I still had my Mountain Goat LEH (Limited Entry Hunt) tag and the season was coming to a close rather quickly. Went out on the last Thursday morning of October, as I had Council commitments since I got back from moose hunting, to the huge rock-face, where we went opening morning and as soon as I started glassing I picked one up in the binos, bedded on a ledge behind some evergreen trees. It was relatively low down on the sheer wall to the left of where we saw that Billie previously. I watched it for a while and then decided to try to climb up to a better vantage point. Sometimes I wonder what that is between my ears - certainly not brains - smile. As the climb took me under it and closer to the face of the cliff, I lost sight of it. Climbed back down (I am petrified of heights – smile), as I couldn't get anywhere up there from where to shoot. Got back to the ATV and returned to the place from where I had spotted it first (a hydro tower with a great view of the cliffs). Well, to my absolute amazement, it was still laying there. I had been able to get closer to it by going in a trail where I went to start the climb. Parked my ATV and because it was well above me, I built a "bench-rest" on the back of the ATV using my 'dry' box, fanny pack and coat. I watched it laying there all by itself and was sure it was a Billie. After a while it arose to its feet and I was able to see through my binos (broke my spotting scope tripod in moose camp) that it had nice horns. My first shot was above it and it trotted a short ways and stopped. Next round was on target and it faltered. I was hoping it would kick loose and come down the sheer cliff, but no such luck. It staggered down (slipping and teetering) to the next clump of evergreens growing on a ledge and that was the last I saw of it. I watched the area for quite a while hoping it would try to leave that place and fall into a crevice, which I knew I could climb. Luck was definitely not on my side this time - smile. There was no way I was going to climb up to get it, especially by my self - too many horror stories about acts of foolishness made me to decide to return home and go back in the next day with someone I knew did not mind the heights. Next day I returned with Bruce, Jimmy’s son andafter about five hours we (I should say `he`) was able to get to it and throw it off the cliff to the bottom (I was able to climb up the mountain with him, but no way could I venture to the ledge it was on). Shot was ranged at 464 yards (not bad for an old guy – smile). It ended up being a Nannie – dry and by herself. I just couldn’t get a good look at the distance between the horns, as she lay among the evergreens and when she got up she was going to be out of sight in a couple of steps. My Limited Entry Hunt Tag was for a Goat of either Sex and any Age.

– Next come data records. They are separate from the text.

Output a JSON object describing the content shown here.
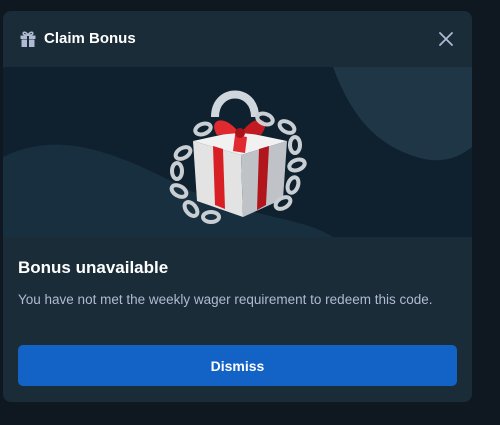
{
  "modal": {
    "title": "Claim Bonus",
    "title_icon": "gift-icon",
    "close_icon": "close-icon"
  },
  "banner": {
    "image": "locked-gift-chained-illustration"
  },
  "content": {
    "heading": "Bonus unavailable",
    "message": "You have not met the weekly wager requirement to redeem this code."
  },
  "actions": {
    "dismiss_label": "Dismiss"
  },
  "colors": {
    "modal_bg": "#1a2c38",
    "banner_bg": "#0f212e",
    "accent_button": "#1363c6",
    "text_primary": "#ffffff",
    "text_secondary": "#b1bad3"
  }
}
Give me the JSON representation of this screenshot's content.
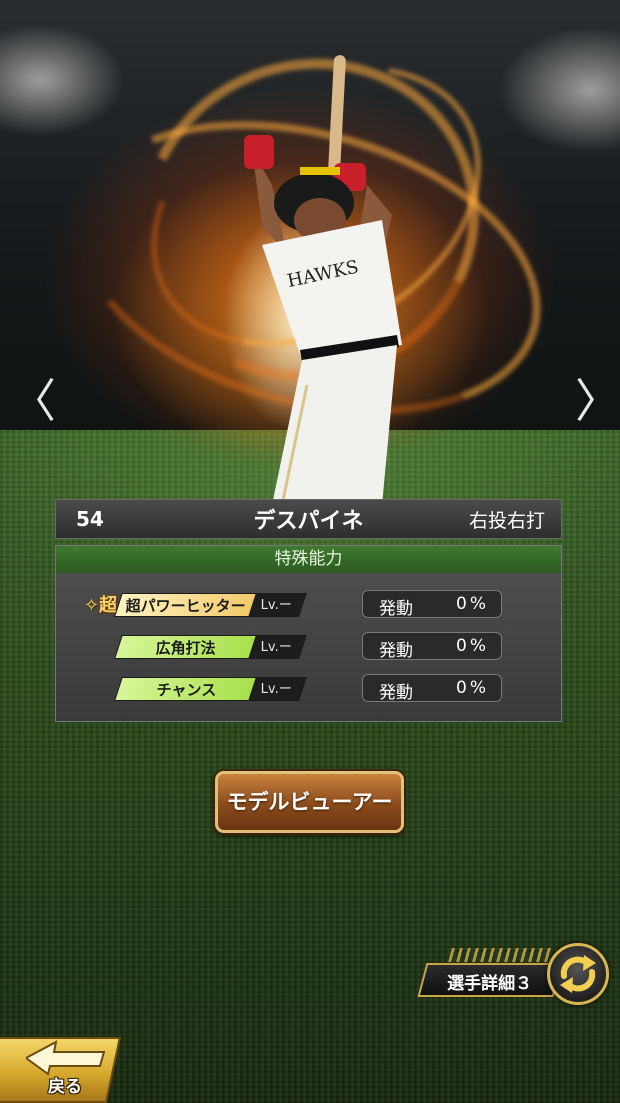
{
  "nav": {
    "prev_glyph": "〈",
    "next_glyph": "〉"
  },
  "player": {
    "number": "54",
    "name": "デスパイネ",
    "handedness": "右投右打"
  },
  "abilities": {
    "header": "特殊能力",
    "items": [
      {
        "super_mark": "✧超",
        "name": "超パワーヒッター",
        "level": "Lv.ー",
        "trigger_label": "発動",
        "trigger_value": "0%",
        "color": "#f2c96a"
      },
      {
        "name": "広角打法",
        "level": "Lv.ー",
        "trigger_label": "発動",
        "trigger_value": "0%",
        "color": "#a7e04a"
      },
      {
        "name": "チャンス",
        "level": "Lv.ー",
        "trigger_label": "発動",
        "trigger_value": "0%",
        "color": "#a7e04a"
      }
    ]
  },
  "buttons": {
    "model_viewer": "モデルビューアー",
    "player_detail": "選手詳細３",
    "back": "戻る"
  },
  "colors": {
    "accent_gold": "#c9a64a",
    "panel_green": "#2c5a20",
    "button_brown": "#8a4a1a"
  }
}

Now, we are getting ready to drive to the eastern side of Alberta for three weeks to hunt whitetail and I have the bull elk draw for that area (took 8 years of applying). So hopefully will have another hunting tale to share and also the Mule Deer rut will be in full swing when we get back and we will still have ten days hunting left.


Part II will be coming as soon as the Hunting Season Here ends (December 10)